Our country prides itself on being a beacon of hope to a wandering people, a shelter to a nation hunted and pursued, and as a model for the future of a people reborn from the ashes. All of those hopes and dreams brought me here, but that woman’s cry keeps me here; that young man’s closed eyes and fear tell me to that there is work to be done. They told me when I came here that life would be hard, that you can’t eat Zionism. I’ll tell you something more: you can’t keep this place alive with just Zionism, you need the love that the harshness of this land often robs us of. You need the love of the widows, of the orphans, of the strangers. You need the love of a father and mother to their children, and the children for them. You need to see the men and women standing next to you as more than religious, secular, Ashkenazi, Ethiopian, Russian, gay, straight, or whatever. They are our family, no matter how distant. Don’t just listen this month to the shofars and the lectures about what you need to do, listen out to the cries for help from those around us. I am no prophet, no sage, no rabbi, but I believe that G-d’s call comes through his people, and not just through an animal’s horn. Listen, see what you can do, and then fix this world. Make the connection between one another, and let that connection flow towards the heavens. This is hard place to live in, let’s not make it worse by devouring ourselves from within. I was told once that you can never intuit what happens to a broad segment of a population from one event. It’s the same voice that told me that I can’t assign guilt from a section of a videotape, or from one part of a speech, or from one rash action by one person of authority; but we all know that’s not the truth. When we know that there is a history of persecution, when we know that the statistics point to discrimination, and when we hear countless people tell us, beg us, to see what is front of our eyes that anything else is to at best lie to oneself, and at worse to be cruel to the kind.
G-d willing, I will see that young man and that woman again, but with smiles. I hope to hear the special kind of laughter I hear between the Ethiopians here, a laughter filled with joy and happiness just to see one another. Their community has such warmth and love that its hard not to smile with them when I see friends surprisingly encounter one another on a bus. I want to see that young man standing tall and proud, the master of his own fate in his own country.
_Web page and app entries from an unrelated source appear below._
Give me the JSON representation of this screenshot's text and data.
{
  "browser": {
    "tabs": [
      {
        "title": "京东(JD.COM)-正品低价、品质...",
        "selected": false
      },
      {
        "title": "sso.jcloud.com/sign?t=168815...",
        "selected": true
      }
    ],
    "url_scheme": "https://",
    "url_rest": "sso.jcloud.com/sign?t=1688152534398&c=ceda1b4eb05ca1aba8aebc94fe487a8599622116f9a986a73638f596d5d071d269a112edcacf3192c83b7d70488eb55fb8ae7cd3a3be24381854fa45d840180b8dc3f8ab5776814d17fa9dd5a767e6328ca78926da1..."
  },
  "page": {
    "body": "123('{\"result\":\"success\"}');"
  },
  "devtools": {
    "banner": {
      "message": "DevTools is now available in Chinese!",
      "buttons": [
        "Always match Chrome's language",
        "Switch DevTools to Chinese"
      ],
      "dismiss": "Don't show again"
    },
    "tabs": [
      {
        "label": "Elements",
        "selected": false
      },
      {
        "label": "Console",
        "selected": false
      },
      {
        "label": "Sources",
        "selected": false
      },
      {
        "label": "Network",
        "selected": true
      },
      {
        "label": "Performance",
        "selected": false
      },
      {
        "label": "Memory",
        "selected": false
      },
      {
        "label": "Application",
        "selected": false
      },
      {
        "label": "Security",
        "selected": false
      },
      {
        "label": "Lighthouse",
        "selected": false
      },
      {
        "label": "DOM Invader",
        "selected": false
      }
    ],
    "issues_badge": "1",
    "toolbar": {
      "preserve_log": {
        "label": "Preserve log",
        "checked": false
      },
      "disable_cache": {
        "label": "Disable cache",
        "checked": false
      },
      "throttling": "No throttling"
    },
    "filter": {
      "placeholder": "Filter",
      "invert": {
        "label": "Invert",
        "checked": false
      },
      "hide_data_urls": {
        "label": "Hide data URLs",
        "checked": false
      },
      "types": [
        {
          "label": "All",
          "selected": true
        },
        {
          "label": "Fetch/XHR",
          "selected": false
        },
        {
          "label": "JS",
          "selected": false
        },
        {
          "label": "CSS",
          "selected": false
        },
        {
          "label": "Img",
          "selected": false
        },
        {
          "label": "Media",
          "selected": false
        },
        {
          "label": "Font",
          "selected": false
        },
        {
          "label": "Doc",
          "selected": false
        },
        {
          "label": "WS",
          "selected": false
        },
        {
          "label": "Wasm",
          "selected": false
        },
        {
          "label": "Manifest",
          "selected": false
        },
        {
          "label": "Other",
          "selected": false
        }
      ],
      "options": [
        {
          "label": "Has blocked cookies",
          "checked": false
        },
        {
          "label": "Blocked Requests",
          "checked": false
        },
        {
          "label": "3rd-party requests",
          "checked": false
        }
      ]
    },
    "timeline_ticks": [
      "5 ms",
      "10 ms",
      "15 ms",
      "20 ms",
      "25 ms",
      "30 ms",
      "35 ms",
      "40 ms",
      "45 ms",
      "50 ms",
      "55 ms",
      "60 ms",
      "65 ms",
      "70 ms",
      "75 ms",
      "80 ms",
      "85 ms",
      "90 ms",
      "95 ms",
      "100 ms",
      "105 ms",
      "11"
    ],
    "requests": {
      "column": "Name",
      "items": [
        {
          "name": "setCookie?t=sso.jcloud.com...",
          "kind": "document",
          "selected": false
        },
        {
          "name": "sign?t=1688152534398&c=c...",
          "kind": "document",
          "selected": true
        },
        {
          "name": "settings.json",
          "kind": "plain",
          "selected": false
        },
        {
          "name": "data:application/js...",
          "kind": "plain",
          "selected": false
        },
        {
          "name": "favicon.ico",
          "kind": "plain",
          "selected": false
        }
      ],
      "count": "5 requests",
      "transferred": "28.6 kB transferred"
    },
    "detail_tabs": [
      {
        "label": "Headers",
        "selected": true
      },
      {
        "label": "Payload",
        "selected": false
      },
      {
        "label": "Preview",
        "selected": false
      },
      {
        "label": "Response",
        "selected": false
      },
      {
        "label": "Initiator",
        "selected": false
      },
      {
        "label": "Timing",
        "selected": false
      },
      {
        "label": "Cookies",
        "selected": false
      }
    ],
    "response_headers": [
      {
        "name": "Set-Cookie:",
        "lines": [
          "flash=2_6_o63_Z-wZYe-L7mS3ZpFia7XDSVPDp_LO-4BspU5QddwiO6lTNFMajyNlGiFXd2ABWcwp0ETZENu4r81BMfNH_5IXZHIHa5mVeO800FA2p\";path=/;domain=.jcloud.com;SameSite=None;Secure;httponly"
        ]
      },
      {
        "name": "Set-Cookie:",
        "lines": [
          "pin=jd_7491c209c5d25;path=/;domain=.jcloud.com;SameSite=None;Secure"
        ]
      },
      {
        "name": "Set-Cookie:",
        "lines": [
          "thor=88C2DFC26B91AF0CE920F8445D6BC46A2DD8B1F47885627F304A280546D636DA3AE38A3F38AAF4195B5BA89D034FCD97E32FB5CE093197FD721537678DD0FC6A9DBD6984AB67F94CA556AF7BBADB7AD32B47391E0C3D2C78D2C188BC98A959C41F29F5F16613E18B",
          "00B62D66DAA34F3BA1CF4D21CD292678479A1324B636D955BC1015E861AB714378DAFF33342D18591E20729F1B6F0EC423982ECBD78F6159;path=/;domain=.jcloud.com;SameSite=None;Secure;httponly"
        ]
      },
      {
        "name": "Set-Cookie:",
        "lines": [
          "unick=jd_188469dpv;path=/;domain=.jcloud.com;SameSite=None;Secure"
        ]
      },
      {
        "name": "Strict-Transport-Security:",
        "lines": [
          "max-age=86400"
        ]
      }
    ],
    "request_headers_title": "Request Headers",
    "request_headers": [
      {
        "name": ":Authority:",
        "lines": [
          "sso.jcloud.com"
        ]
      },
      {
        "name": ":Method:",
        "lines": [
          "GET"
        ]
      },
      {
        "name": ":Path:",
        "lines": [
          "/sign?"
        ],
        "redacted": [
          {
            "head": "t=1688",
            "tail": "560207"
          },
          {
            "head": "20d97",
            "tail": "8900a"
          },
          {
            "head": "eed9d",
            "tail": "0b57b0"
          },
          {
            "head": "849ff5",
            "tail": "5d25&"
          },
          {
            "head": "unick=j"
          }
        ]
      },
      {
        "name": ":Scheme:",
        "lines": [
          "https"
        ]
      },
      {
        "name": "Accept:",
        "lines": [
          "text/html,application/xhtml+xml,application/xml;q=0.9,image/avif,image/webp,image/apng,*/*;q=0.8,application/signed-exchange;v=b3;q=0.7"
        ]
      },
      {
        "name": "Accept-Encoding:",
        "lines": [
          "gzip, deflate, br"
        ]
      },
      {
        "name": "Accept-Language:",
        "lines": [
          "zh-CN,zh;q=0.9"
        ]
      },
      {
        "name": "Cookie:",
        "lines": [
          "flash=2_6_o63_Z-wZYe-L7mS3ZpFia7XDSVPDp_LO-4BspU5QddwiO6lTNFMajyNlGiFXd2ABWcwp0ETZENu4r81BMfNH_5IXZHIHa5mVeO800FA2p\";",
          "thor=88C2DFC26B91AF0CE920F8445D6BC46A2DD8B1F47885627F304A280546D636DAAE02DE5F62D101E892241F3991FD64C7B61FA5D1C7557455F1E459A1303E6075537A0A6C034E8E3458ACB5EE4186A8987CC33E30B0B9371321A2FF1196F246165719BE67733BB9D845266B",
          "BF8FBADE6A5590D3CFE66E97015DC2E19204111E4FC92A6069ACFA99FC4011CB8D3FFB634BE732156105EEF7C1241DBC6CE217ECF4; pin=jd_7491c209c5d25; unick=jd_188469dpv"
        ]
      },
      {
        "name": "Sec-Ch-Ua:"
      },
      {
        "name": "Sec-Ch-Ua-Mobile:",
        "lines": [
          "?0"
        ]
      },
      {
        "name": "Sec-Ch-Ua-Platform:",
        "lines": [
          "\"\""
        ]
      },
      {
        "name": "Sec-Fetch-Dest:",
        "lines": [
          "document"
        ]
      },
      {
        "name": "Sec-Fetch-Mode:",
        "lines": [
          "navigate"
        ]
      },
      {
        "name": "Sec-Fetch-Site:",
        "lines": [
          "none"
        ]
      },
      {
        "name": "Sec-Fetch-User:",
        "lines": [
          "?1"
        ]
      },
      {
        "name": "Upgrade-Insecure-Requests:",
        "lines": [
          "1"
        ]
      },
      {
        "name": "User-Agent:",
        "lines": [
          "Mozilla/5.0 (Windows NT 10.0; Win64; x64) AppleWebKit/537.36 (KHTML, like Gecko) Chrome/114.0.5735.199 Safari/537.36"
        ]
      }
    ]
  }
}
I want that laughter to erase the memory of that cry, because until I hear it, I will feel unsettled in the land that I am supposed to transform with my presence. I fear that there will be an asterisk next to my name in the Book of Life, telling me that I still have work to do. I know that I only saw one moment, and that even this problem is immensely complicated, but I know that a little more love in the formula just might make a difference. Until then, I will think about those two men and women in this imperfect land, two people deserving more from a people aiming for salvation in what we believe is the center of the universe. Forgive me for the sin of not knowing enough to help then, it is a shortcoming I will not allow myself to repeat.